LUBBOCK, TX (KCBD) –With the Gulf Coast oil crisis threatening the livelihood of many birds, turtles and other animals, some of the South Plains Wildlife Rehabilitation Center's volunteers have been called to go help.
"I have been contacted twice by the U.S. Fish and Wildlife Department to go to Port Arthur which will be the command post for Texas, but so far the oil hasn't come into here," said Gail Barnes, licensed wildlife rehabilitator.
Saturday, during the Rehabilitation Center's open house, Barnes carried around her Gray Horn Owl telling community members what it's like to help save animals. Barnes said she's already had to deal with birds covered in oil that come in from Odessa and Midland.
"It's not much fun to bathe a wild bird, usually takes several of us. We use gloves so we won't get footed by the bird because they do have talons. We bathe them in dawn and the temperature has to be a certain temperature about 96 degrees to get the oil off," said Barnes.
But sometimes, it's too late.
"If it's all over their body, if it's gotten in their eyes or in their mouth, then it can be toxic," she said.
Right now Barnes is taking care of 19 gray horn owl chicks, and 13 barn owl chicks, leaving little time to travel to the coast.
"My first commitment is to the birds of the South Plains and the wildlife of the South Plains," said Barnes.
Once Barnes has available time and her chicks are older, she said she would love to go help animals down at the Gulf Coast.

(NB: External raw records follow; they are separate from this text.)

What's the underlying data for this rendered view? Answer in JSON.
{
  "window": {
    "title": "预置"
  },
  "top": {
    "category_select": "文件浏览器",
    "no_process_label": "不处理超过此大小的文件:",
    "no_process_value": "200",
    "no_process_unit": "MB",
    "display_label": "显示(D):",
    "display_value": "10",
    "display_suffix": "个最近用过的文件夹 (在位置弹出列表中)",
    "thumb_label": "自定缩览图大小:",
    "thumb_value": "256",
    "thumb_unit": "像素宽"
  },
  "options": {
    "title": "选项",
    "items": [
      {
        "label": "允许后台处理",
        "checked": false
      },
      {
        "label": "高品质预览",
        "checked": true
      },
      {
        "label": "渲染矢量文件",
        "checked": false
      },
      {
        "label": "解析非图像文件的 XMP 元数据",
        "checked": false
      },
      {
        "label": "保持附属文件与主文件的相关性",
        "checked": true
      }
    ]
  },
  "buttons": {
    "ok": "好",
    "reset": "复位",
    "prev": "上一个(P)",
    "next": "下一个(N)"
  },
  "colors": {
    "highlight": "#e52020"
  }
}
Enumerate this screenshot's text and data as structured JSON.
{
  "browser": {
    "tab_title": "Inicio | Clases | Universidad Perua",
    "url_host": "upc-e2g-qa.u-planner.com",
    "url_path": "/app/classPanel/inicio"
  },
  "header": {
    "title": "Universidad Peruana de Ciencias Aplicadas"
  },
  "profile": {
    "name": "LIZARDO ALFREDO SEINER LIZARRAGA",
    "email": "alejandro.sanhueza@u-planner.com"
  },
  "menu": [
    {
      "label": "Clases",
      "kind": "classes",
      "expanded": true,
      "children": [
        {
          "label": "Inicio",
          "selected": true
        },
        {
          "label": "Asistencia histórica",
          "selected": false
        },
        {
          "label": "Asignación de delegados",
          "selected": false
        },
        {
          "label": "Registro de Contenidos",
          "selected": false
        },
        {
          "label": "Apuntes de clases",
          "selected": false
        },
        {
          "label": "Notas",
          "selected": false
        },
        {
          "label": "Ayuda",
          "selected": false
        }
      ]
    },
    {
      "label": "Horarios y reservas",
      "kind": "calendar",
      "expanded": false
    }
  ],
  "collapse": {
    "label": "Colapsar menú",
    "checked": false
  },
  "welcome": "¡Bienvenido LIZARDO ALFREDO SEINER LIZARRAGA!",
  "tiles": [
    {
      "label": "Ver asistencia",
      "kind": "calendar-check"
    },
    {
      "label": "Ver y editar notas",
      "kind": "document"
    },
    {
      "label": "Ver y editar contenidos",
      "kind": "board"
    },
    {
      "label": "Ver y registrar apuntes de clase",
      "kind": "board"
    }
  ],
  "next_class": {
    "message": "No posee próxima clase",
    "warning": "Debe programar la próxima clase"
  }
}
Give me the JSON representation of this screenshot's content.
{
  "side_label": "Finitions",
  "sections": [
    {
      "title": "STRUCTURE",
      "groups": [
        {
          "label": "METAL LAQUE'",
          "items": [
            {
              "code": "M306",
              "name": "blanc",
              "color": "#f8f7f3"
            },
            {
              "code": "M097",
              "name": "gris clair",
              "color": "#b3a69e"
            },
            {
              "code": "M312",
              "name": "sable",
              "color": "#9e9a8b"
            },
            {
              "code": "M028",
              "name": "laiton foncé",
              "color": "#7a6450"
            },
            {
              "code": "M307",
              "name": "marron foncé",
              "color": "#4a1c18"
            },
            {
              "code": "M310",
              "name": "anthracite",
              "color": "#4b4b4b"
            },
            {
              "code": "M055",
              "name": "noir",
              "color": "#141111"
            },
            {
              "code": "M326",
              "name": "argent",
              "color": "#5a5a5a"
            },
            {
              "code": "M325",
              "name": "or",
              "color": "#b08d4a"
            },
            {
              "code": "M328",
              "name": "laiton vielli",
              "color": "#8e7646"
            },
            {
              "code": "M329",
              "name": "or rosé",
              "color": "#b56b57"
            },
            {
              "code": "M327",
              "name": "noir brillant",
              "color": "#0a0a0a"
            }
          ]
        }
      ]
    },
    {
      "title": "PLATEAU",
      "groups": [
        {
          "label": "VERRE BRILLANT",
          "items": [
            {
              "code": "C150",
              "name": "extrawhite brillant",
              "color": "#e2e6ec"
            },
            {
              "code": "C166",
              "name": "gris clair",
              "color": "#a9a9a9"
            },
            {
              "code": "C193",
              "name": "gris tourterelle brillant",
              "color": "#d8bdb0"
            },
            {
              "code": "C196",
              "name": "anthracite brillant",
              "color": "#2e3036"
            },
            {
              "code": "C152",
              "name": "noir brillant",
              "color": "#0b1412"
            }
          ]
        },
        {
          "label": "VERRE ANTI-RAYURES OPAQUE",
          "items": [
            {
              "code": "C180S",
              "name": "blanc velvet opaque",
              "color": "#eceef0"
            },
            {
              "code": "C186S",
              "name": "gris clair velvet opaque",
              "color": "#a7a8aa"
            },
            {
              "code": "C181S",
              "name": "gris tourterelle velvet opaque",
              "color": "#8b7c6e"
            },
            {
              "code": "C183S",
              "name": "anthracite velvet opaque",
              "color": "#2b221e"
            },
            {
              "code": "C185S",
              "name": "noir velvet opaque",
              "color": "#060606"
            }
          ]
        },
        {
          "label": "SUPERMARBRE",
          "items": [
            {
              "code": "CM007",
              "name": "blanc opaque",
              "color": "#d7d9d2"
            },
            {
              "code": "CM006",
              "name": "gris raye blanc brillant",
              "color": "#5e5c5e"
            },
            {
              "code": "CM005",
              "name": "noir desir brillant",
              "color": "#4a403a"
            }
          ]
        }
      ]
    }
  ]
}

"It would be a bitter sweet experience. It would be very sad but it would be rewarding for the birds you could help," said Barnes.
Copyright 2010 KCBD. All rights reserved.